My name is Michelle Paul Heelan, Ph.D., an evaluation specialist and organizational behavior consultant with ICF International. In my fifteen years assisting private corporations and public agencies to track indicators of organizational health, I’ve found that moving towards more sophisticated levels of training evaluation is challenging – but here at ICF we’ve identified effective strategies to measure application of learning to on-the-job behavior. This post provides highlights of our approach.
A challenge in training evaluation is transcending organizations’ reliance on participant reactions and knowledge acquisition to assess the impact of training. Training is offered for a purpose beyond learning for learning’s sake – however we struggle to possess data that show the extent to which that purpose has been achieved once participants return to their jobs. In our approach, we confront a key question: How do we (as empirically-based evaluation experts) gather those data that demonstrate the on-the-job impact of training?
Hot Tip #1: The work occurs during the training design phase – Nearly all essential steps of our approach happen during training design, or these steps must be reverse-engineered if one is acquiring training.
Hot Tip #2: A structured collaboration among three parties creates the foundation for the evaluation – Evaluation experts, instructional design experts, and organizational stakeholders (e.g., business unit leaders, training/development champions) must identify desired business goals and the employee behaviors hypothesized as necessary to achieve those business goals. In practice, this is more difficult than it seems.

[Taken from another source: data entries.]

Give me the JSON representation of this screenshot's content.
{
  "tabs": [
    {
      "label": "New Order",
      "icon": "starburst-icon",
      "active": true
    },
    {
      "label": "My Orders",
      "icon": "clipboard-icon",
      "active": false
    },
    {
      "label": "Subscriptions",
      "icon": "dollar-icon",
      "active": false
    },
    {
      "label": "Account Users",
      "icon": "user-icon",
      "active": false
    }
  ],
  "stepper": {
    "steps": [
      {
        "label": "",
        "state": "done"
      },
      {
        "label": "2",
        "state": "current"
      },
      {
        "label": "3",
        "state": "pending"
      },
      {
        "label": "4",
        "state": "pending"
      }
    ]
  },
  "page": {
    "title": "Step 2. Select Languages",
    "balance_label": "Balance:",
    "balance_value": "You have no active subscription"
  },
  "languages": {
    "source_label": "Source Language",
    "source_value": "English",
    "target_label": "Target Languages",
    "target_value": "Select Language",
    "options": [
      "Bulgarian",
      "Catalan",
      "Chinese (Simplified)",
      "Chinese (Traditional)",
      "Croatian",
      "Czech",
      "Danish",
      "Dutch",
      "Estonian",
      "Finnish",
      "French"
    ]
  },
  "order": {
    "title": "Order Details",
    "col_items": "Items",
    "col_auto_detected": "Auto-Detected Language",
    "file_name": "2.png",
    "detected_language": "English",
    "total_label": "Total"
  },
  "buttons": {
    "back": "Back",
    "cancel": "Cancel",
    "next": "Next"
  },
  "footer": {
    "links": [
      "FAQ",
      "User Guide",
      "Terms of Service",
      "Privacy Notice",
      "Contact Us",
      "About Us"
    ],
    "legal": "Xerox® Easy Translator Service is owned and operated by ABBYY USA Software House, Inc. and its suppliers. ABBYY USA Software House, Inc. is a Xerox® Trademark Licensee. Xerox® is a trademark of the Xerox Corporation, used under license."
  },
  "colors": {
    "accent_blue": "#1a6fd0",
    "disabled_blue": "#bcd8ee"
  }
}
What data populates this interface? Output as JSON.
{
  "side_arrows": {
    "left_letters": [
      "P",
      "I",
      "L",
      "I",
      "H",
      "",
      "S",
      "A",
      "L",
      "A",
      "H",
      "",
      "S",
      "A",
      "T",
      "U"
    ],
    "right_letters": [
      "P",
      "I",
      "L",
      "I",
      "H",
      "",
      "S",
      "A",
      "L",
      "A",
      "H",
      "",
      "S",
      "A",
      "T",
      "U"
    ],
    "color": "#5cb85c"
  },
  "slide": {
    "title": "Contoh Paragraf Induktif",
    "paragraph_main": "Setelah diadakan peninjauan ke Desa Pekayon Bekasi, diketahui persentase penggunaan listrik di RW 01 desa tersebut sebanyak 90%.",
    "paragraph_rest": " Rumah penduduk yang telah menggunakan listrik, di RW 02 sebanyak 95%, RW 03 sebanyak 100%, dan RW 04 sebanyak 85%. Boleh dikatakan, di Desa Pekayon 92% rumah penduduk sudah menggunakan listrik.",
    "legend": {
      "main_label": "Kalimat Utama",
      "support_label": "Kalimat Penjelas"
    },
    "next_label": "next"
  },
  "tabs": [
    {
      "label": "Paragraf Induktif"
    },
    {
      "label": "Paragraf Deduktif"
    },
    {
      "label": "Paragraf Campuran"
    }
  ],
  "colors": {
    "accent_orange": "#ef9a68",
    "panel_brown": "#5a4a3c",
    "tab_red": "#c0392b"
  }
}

Hot Tip #3: Evaluation data collection instruments and learning objectives are developed in tandem – We craft learning objectives that, when achieved, can be demonstrated in a concrete, observable manner. During the design phase, we identify the behavioral variables expected to be affected by individuals’ participation for each of the learning objectives.
Hot Tip #4: The behavioral application of learning is best measured by multiple perspectives – For each variable, we create survey items for ratings from multiple perspectives (i.e., participants and at least one other relevant party, such as supervisors or peers). Using multiple perspectives to evaluate behavioral changes over time is an essential component of a robust evaluation methodology. Investigating the extent to which other parties assess a participant’s behavior similarly to their own self-assessment helps illuminate external factors in the organizational environment that affect training results.
Hot Tip #5: Training goals are paired with evaluation variables to ensure action-oriented results – This method also permits the goals of the training to drive what evaluation variables are measured, thereby maintaining clear linkages between each evaluation variable and specific training content elements.
Benefits of Our Approach:
- Ensures evaluation is targeted at those business results of strategic importance to stakeholders
- Isolates the most beneficial adjustments to training based on real-world application
- Provides leadership with data directly useful for training budget decisions
Rad Resource: Interested in learning more? Attend my presentation entitled “Essential Steps for Assessing Behavioral Impact of Training in Organizations” with colleagues Heather Johnson and Kate Harker at the upcoming AEA conference – October 19th, 1:00pm – 2:30pm in OakLawn (Multipaper Session 900).
The American Evaluation Association is celebrating Business, Leadership and Performance (BLP) TIG Week with our colleagues in the BLP AEA Topical Interest Group. The contributions all this week to aea365 come from our BLP TIG members. Do you have questions, concerns, kudos, or content to extend this aea365 contribution? Please add them in the comments section for this post on the aea365 webpage so that we may enrich our community of practice. Would you like to submit an aea365 Tip? Please send a note of interest to firstname.lastname@example.org. aea365 is sponsored by the American Evaluation Association and provides a Tip-a-Day by and for evaluators. Want to learn more from Michelle and colleagues? They’ll be presenting as part of the Evaluation 2013 Conference Program, October 16-19 in Washington, DC.